Exercise objective ::
Only the lines that include "dynamic" should be copied from the data below.

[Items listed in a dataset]
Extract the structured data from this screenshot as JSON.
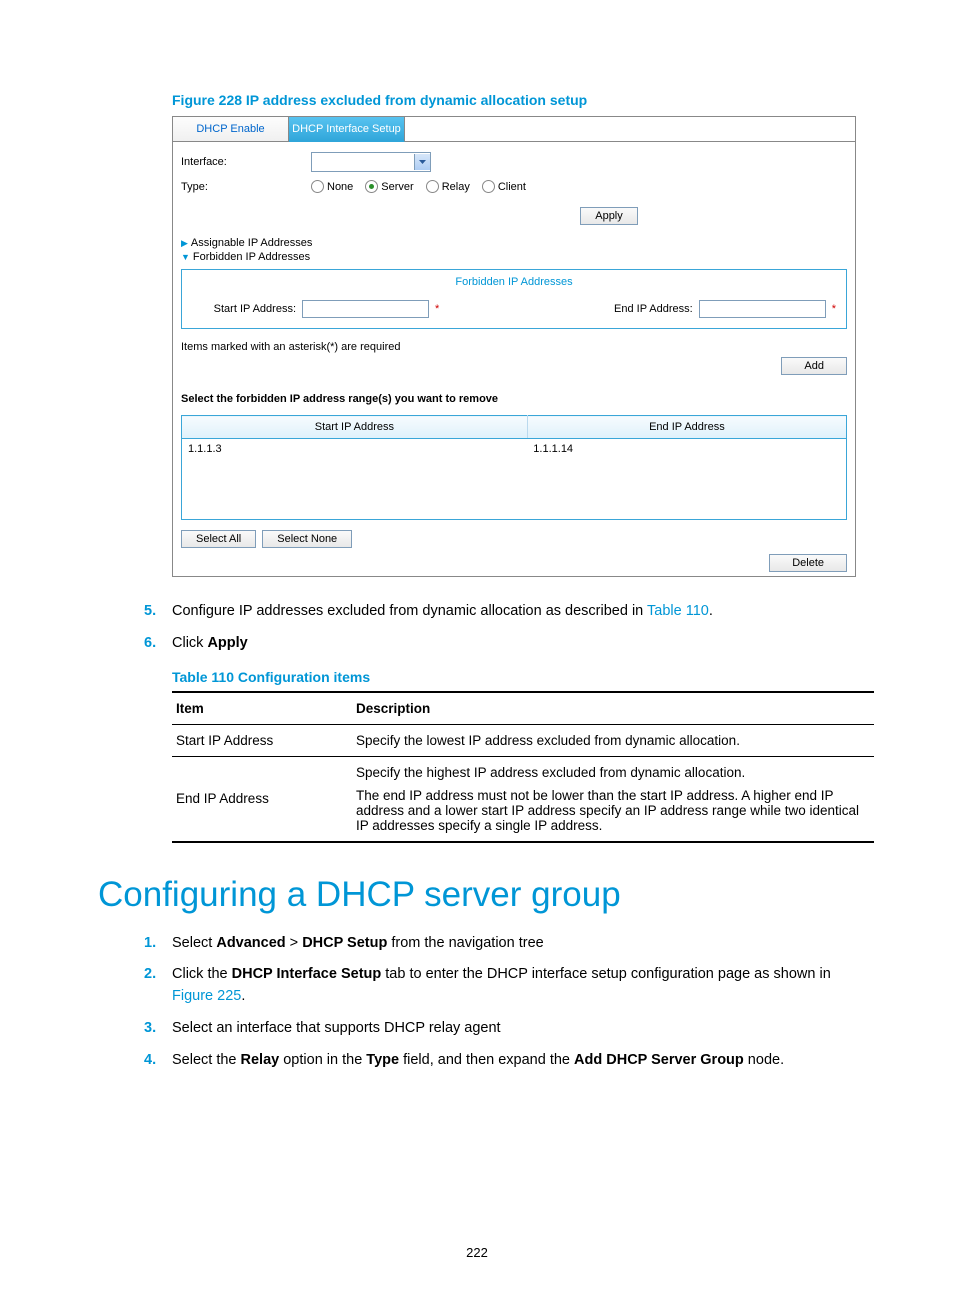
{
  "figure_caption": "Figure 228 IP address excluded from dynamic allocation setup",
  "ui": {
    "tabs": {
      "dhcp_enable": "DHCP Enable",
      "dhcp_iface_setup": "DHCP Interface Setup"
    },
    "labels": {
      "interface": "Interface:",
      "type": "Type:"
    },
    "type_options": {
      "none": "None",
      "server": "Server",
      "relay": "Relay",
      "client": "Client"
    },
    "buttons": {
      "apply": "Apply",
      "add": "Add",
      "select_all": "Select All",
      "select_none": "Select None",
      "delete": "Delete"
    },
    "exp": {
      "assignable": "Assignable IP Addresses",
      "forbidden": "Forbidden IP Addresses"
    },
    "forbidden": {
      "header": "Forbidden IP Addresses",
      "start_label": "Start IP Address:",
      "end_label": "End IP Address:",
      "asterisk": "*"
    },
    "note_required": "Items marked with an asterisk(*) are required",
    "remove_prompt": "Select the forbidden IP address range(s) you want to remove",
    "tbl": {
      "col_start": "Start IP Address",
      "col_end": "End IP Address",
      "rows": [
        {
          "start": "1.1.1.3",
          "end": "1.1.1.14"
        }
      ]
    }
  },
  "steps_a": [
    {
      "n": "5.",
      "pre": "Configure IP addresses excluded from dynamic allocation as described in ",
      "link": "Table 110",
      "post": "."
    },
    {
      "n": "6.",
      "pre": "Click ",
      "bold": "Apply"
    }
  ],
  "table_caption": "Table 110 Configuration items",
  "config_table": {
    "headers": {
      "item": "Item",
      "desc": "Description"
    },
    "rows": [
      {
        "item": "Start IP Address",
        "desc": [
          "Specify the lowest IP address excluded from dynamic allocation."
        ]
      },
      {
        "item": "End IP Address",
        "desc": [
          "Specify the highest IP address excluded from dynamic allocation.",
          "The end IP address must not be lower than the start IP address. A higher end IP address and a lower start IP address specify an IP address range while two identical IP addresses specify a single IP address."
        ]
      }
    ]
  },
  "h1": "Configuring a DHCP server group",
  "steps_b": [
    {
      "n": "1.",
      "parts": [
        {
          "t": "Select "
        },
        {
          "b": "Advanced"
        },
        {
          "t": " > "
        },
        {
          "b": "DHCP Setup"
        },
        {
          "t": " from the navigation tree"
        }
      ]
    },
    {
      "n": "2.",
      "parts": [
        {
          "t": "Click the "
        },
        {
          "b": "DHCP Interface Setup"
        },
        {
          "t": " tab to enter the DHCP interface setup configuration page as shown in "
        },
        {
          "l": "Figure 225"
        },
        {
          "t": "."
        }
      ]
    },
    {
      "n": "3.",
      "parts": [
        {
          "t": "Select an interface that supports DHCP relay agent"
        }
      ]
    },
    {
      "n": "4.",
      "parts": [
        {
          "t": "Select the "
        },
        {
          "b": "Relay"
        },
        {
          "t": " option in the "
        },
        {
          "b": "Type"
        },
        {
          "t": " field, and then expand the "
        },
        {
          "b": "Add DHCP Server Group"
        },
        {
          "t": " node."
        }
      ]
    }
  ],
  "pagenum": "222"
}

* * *

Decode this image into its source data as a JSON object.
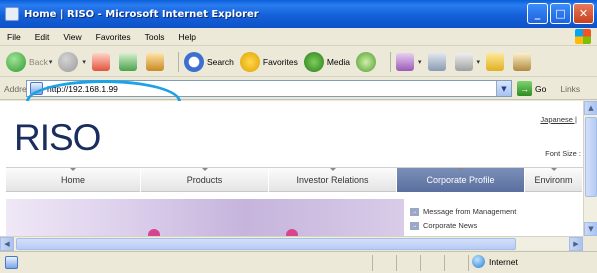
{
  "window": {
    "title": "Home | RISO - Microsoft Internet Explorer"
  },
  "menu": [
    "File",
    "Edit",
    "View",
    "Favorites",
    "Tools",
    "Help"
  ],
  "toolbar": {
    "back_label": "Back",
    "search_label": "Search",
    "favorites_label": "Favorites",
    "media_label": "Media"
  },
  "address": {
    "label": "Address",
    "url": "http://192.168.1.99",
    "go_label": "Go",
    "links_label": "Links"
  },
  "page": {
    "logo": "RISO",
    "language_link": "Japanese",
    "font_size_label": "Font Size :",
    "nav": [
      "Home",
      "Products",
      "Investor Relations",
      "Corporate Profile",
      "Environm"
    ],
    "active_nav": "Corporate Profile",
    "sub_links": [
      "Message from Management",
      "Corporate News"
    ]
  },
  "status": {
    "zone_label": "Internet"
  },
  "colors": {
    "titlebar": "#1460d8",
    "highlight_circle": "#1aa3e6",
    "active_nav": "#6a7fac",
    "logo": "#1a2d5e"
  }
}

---

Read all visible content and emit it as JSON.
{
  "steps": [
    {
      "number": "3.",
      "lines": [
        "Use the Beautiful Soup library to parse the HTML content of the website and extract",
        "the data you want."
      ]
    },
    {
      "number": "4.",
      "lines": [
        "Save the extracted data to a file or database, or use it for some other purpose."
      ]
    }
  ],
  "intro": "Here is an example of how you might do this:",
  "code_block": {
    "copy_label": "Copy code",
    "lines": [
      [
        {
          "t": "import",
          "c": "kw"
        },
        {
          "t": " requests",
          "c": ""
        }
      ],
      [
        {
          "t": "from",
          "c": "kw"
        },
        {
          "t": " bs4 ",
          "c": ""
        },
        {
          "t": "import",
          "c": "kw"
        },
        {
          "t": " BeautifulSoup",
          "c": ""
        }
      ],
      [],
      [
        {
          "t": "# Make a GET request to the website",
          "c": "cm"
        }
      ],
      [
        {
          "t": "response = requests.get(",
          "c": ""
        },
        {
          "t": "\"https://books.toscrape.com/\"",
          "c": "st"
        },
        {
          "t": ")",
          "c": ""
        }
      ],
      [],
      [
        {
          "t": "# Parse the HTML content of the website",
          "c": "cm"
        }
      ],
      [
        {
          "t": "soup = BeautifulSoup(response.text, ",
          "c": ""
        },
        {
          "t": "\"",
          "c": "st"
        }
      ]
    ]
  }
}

Exercise response ::
  "figure_caption": "Figure 228 IP address excluded from dynamic allocation setup",
      "pre": "Configure IP addresses excluded from dynamic allocation as described in ",
          "Specify the lowest IP address excluded from dynamic allocation."
          "Specify the highest IP address excluded from dynamic allocation.",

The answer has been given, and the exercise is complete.